Stock splits are all the rage these days. Tech juggernaut Apple and electric vehicle leader Tesla grabbed headlines in recent weeks by splitting their high-priced stocks to make them more affordable for the average investor, among other reasons. Following the moves, those companies’ valuations flew even higher — until last week’s broad market sell-off — even though splits don’t affect a business’s underlying value one bit.

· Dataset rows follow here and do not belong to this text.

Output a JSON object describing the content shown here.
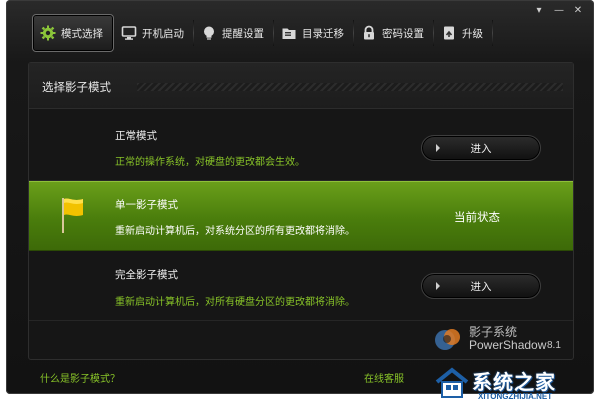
{
  "window": {
    "controls": {
      "menu_glyph": "▾",
      "minimize_glyph": "—",
      "close_glyph": "✕"
    }
  },
  "tabs": [
    {
      "label": "模式选择",
      "icon": "gear-icon",
      "active": true
    },
    {
      "label": "开机启动",
      "icon": "monitor-icon",
      "active": false
    },
    {
      "label": "提醒设置",
      "icon": "bulb-icon",
      "active": false
    },
    {
      "label": "目录迁移",
      "icon": "folder-icon",
      "active": false
    },
    {
      "label": "密码设置",
      "icon": "lock-icon",
      "active": false
    },
    {
      "label": "升级",
      "icon": "upgrade-icon",
      "active": false
    }
  ],
  "panel": {
    "title": "选择影子模式",
    "modes": {
      "normal": {
        "name": "正常模式",
        "desc": "正常的操作系统，对硬盘的更改都会生效。",
        "button": "进入"
      },
      "single": {
        "name": "单一影子模式",
        "desc": "重新启动计算机后，对系统分区的所有更改都将消除。",
        "status": "当前状态",
        "icon": "flag-icon"
      },
      "full": {
        "name": "完全影子模式",
        "desc": "重新启动计算机后，对所有硬盘分区的更改都将消除。",
        "button": "进入"
      }
    }
  },
  "logo": {
    "cn": "影子系统",
    "en": "PowerShadow",
    "version": "8.1"
  },
  "footer": {
    "help_link": "什么是影子模式？",
    "support_link": "在线客服"
  },
  "watermark": {
    "text": "系统之家",
    "url": "XITONGZHIJIA.NET"
  },
  "colors": {
    "accent_green": "#88c428",
    "active_row": "#5a8f14",
    "flag": "#f2c200"
  }
}
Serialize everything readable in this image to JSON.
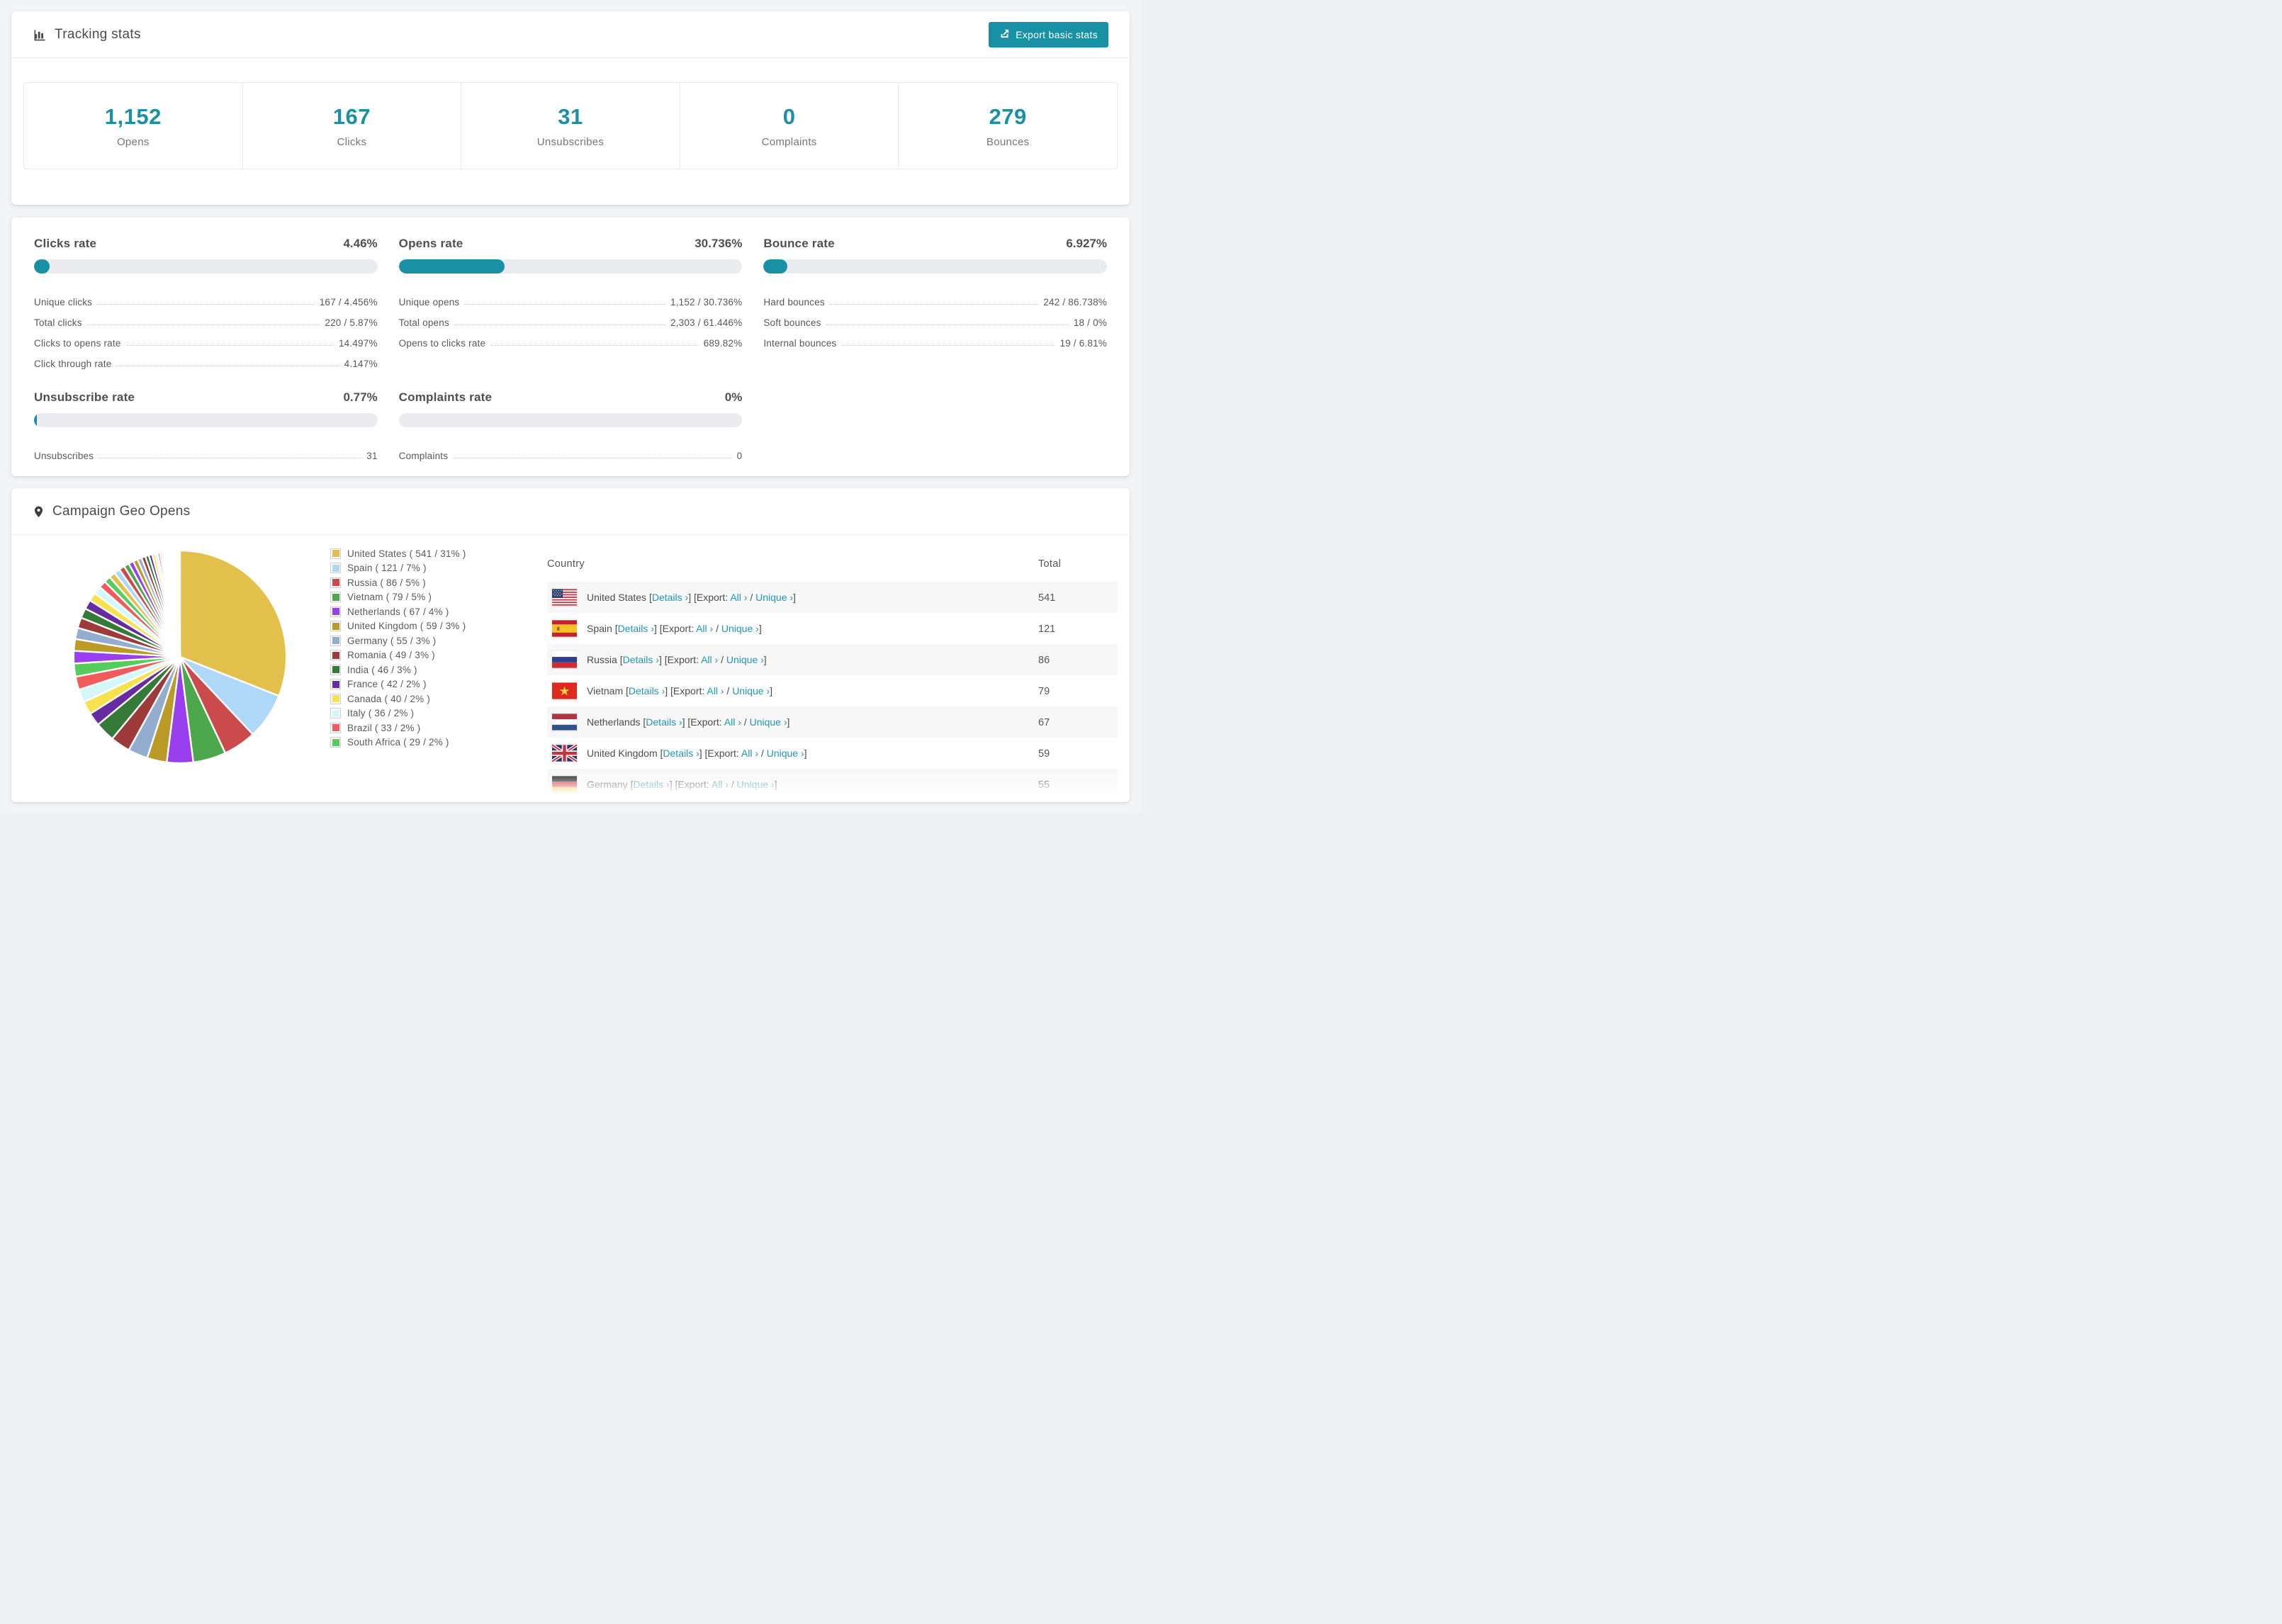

That’s because stock splits usually don’t do anything other than cut the same pie into more slices. However, there are occasional instances where such a maneuver can create something of value. Such was